··· Data extract ···

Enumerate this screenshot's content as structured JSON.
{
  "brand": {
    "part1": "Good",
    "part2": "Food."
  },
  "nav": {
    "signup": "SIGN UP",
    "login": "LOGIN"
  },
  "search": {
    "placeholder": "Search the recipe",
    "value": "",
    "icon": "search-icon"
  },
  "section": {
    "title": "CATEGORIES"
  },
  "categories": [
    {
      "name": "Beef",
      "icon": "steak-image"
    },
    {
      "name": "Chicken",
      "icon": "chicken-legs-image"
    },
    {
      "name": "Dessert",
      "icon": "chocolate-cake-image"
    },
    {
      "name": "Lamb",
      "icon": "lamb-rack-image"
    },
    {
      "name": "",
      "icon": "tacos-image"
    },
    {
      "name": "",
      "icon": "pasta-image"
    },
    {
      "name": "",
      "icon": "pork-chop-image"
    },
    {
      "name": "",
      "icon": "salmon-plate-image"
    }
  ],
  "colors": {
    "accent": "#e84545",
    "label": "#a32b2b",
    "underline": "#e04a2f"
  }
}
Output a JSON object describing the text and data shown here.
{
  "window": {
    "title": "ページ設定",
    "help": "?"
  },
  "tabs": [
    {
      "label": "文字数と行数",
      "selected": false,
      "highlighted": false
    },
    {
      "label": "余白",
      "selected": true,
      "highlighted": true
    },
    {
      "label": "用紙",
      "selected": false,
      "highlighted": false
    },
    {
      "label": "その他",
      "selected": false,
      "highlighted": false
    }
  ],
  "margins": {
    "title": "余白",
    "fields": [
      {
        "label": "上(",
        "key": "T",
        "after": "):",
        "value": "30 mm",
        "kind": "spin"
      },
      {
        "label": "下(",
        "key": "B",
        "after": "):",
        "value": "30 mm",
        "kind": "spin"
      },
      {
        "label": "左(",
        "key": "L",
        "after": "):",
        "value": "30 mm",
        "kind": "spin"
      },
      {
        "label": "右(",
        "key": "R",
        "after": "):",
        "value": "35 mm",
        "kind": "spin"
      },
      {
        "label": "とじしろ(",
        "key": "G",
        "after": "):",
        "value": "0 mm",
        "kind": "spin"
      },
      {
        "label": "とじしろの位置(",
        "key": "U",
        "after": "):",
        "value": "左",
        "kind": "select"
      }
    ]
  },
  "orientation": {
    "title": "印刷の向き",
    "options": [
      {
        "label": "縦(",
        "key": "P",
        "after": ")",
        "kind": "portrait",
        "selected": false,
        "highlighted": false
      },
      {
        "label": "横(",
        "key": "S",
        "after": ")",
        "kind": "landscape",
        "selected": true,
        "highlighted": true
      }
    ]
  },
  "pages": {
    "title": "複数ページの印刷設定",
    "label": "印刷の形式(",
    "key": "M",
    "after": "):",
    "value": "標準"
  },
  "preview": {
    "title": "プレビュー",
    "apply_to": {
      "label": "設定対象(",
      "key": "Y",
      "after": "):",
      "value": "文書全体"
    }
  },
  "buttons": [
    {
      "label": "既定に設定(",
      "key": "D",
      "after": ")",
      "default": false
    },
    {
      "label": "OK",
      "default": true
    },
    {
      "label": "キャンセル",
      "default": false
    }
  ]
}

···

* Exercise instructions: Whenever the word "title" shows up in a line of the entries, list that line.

* Answer for this exercise:
    "title": "CATEGORIES"
    "title": "ページ設定",
    "title": "余白",
    "title": "印刷の向き",
    "title": "複数ページの印刷設定",
    "title": "プレビュー",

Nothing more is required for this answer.